The new business idea is coming together, the circle of friends and advisors is tightening and it’s time to pull the proverbial trigger on this thing. The questions arise, “who’s in?” “who’s out?” and “how do we set this up?” During the initial startup phase, it is important to keep key players involved, and maintain the flexibility to let them go if things aren’t working out. Most startups don’t have the cash to pay salaries high enough to keep people involved, so a mix of compensation options is often on the table. A common solution is restricted stock (or restricted units in the LLC context), which is equity that is subject to certain contractual restrictions on its ownership, typically including:
- Restrictions on transfer or resale;
- The company’s right to repurchase the stock for a certain period of time after the employee’s termination of employment. These restrictions remain in place until the restricted stock vests, based on the employee’s continuous employment. A vesting period typically used by a startup company is four or five years with a one-year cliff, followed by ratable monthly vesting. For example, restricted stock that vests over a four-year period with a one-year cliff vests as follows: a quarter of the restricted stock vests one year after the grant date, and 1/48th of the restricted stock vests each month thereafter.
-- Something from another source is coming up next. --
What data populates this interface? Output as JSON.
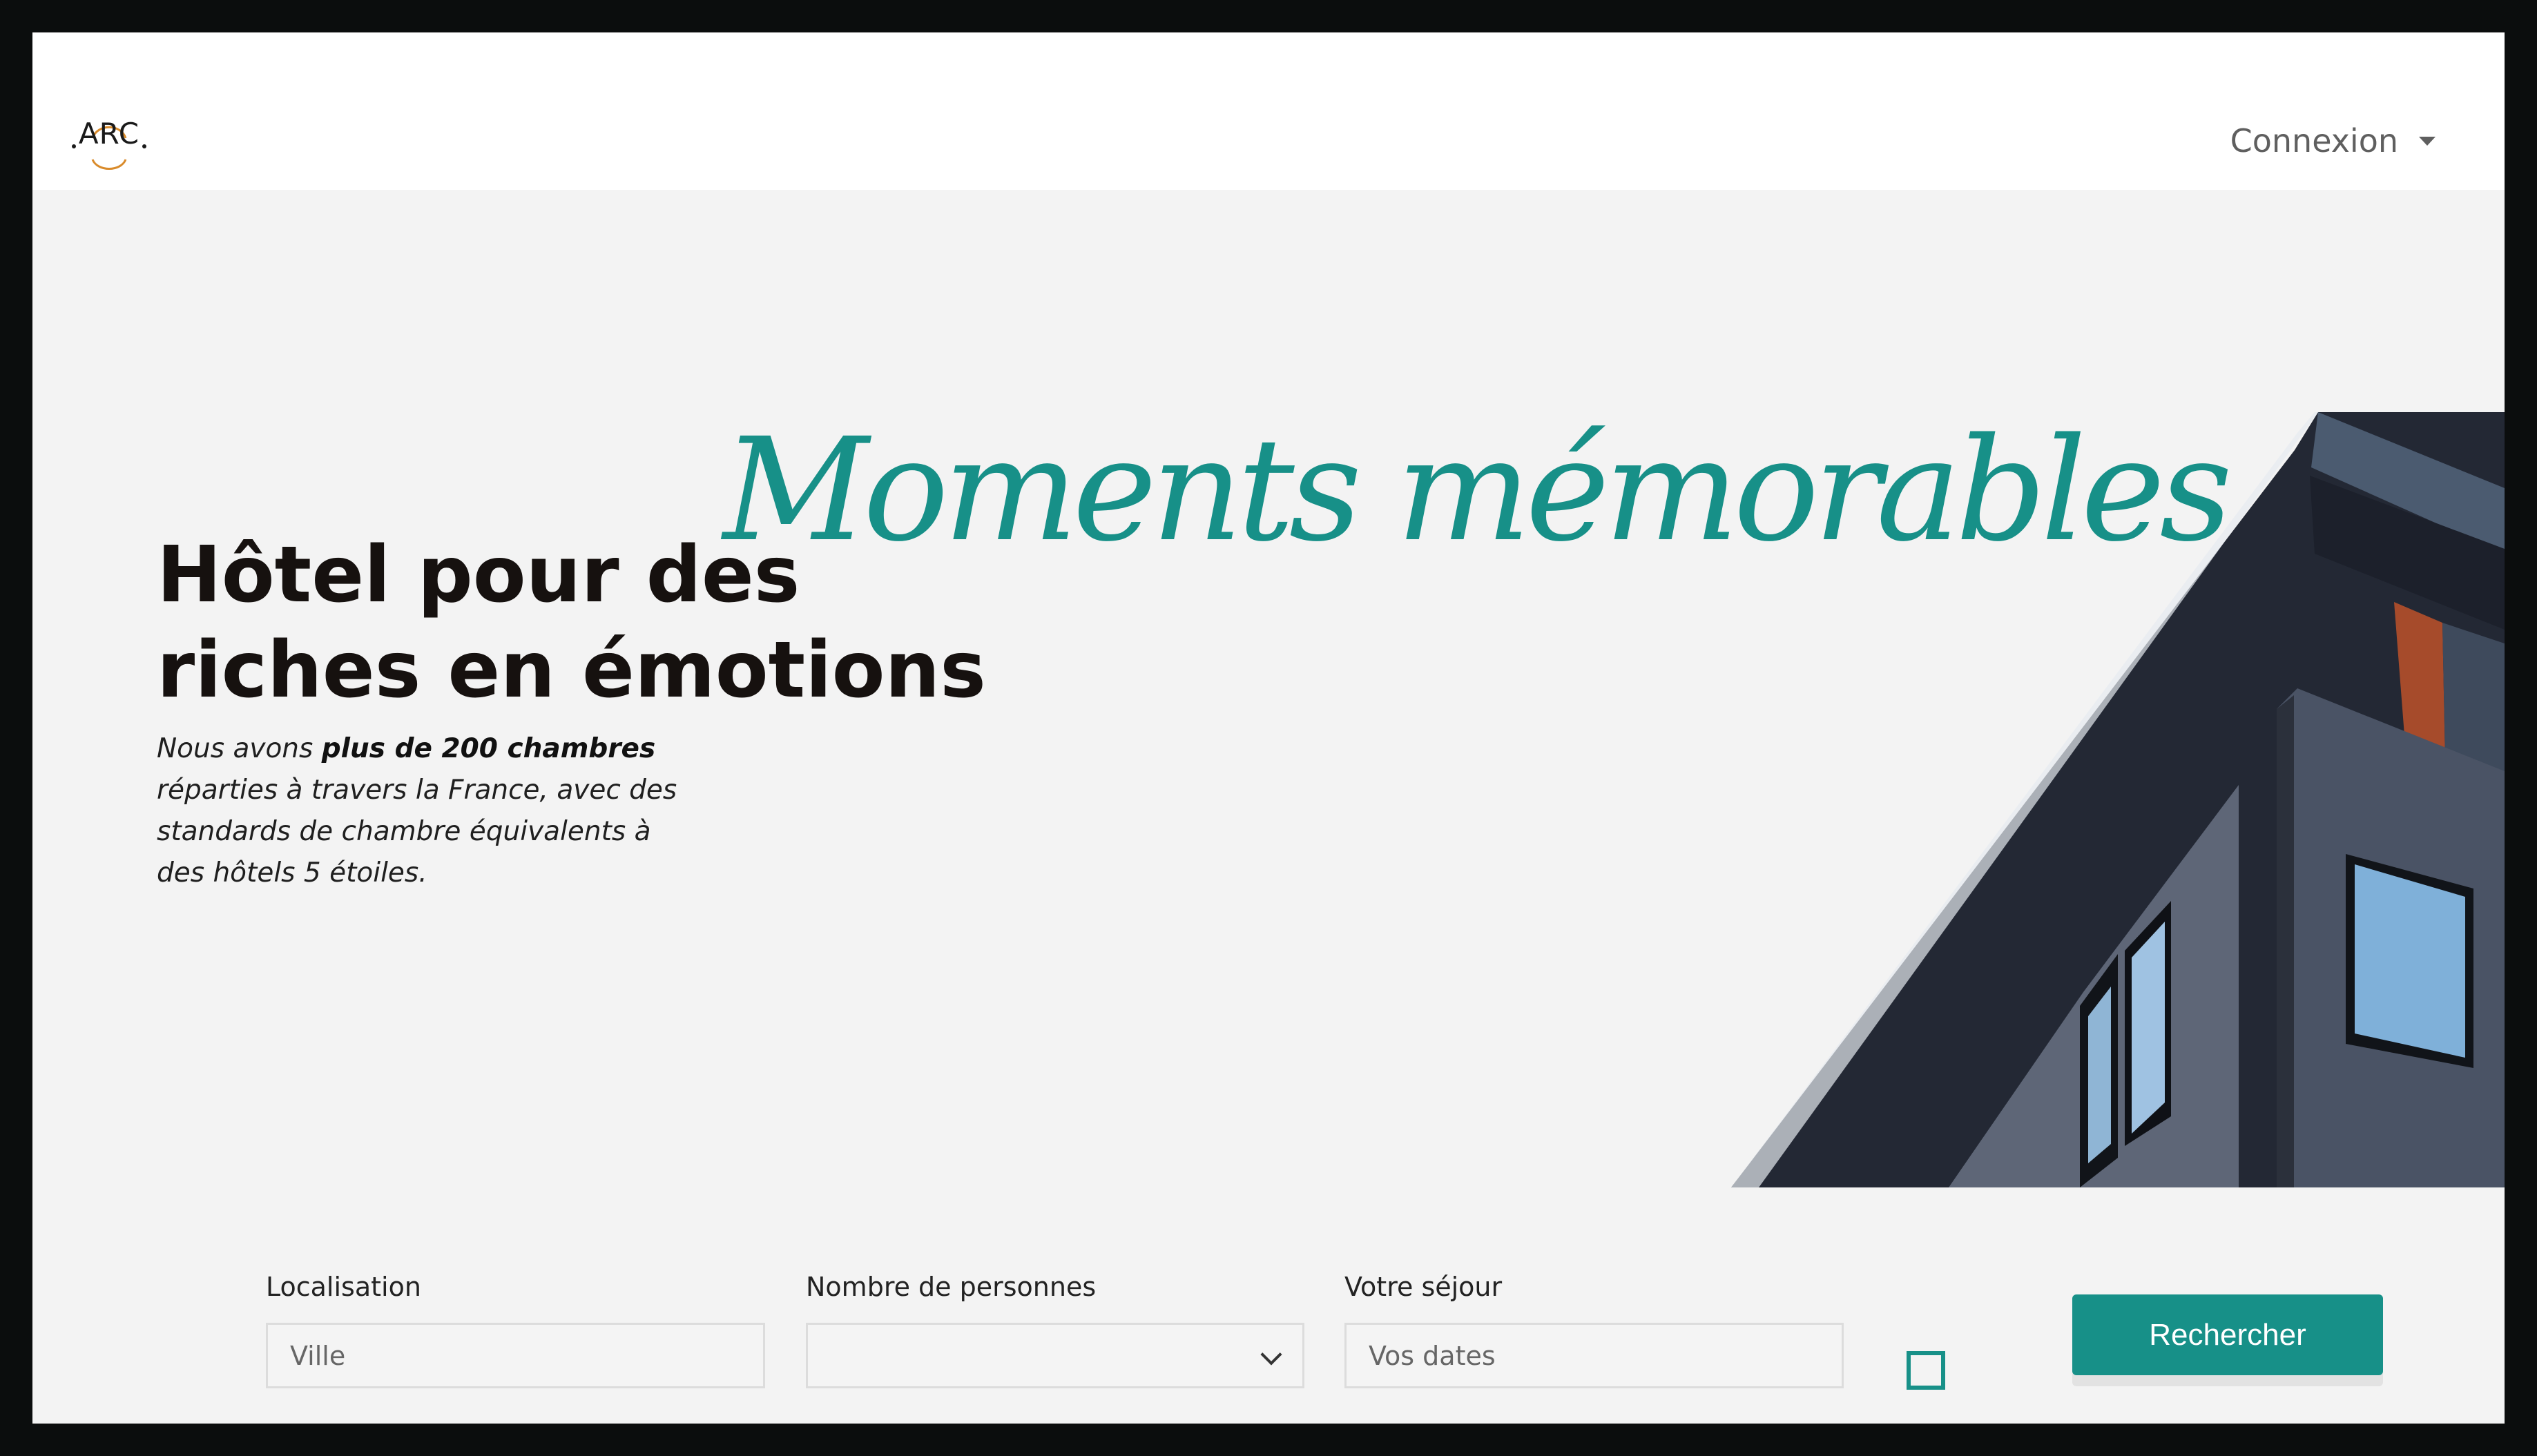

If the employee’s employment terminates before the end of the vesting period, the company may exercise its repurchase right within a certain period of time following the employee’s termination of employment (typically 90 days);
- The repurchase price for unvested shares is typically the original cost of the equity or, in some instances (such as a termination for cause), the lower of the original cost of the equity or the fair market value of the shares on the date of termination;
- In certain circumstances, vested shares can also be subject to repurchase and the repurchase price can vary depending on the circumstances surrounding the employee’s termination of employment. If the employee is terminated for cause, the repurchase price is typically the lower of the original cost of the equity or the fair market value of the shares on the date of termination. Where vested shares are subject to repurchase in case of a resignation or termination without cause, the repurchase price would typically be the fair market value of the shares.
Restricted stock is most commonly awarded to a startup company’s founders or during the initial startup phase of a company. Founders and other initial employees of the company typically buy restricted stock for a nominal cost, because the value of the shares is exceedingly low when the company is just being formed. At a later stage, the common stock value is typically higher and, even if still low per share, an employee may not be able to afford to purchase the shares for their fair market value.
In a corporation, the terms of the restricted stock would be covered in the company’s governing documents and/or a shareholders agreement between the founding and early shareholders receiving the restricted stock. In a limited liability company, the terms of the restricted units would be contained in the company’s operating agreement.
Unless the employee files a Section 83(b) election (described below), the employee is not taxed on the grant date. However, in the year the restricted stock vests, the employee must include as ordinary income the excess of the fair market value of the stock on the date of vesting over the amount paid for the stock on the grant date, if any. For a startup company employee, paying tax as the shares vest may prove to be an insurmountable financial obligation, assuming that the value of the shares increases over time.
To avoid this outcome, the employee could file, within 30 days of transfer of the restricted stock, a Section 83(b) election with the Internal Revenue Service (IRS). If the employee timely files a Section 83(b) election, the employee recognizes ordinary income in the year of grant in an amount equal to the excess of the grant date fair market value of the stock over the purchase price paid for the stock, if any. If the employee pays the grant date fair market value for the stock and timely files a Section 83(b) election, no ordinary income would be realized as of the grant date and any future gain or loss recognized from selling the stock would be capital gain or loss. If the shares are held for more than 12 months, the employee may be eligible for long-term capital gain treatment.
Restricted stock or restricted units are but one of the potential options for providing equity to founders and initial employees. However, the benefits to the company and other owners provided by the restrictions on transfer, vesting and repurchase along with the favorable tax treatment make them an option worth considering.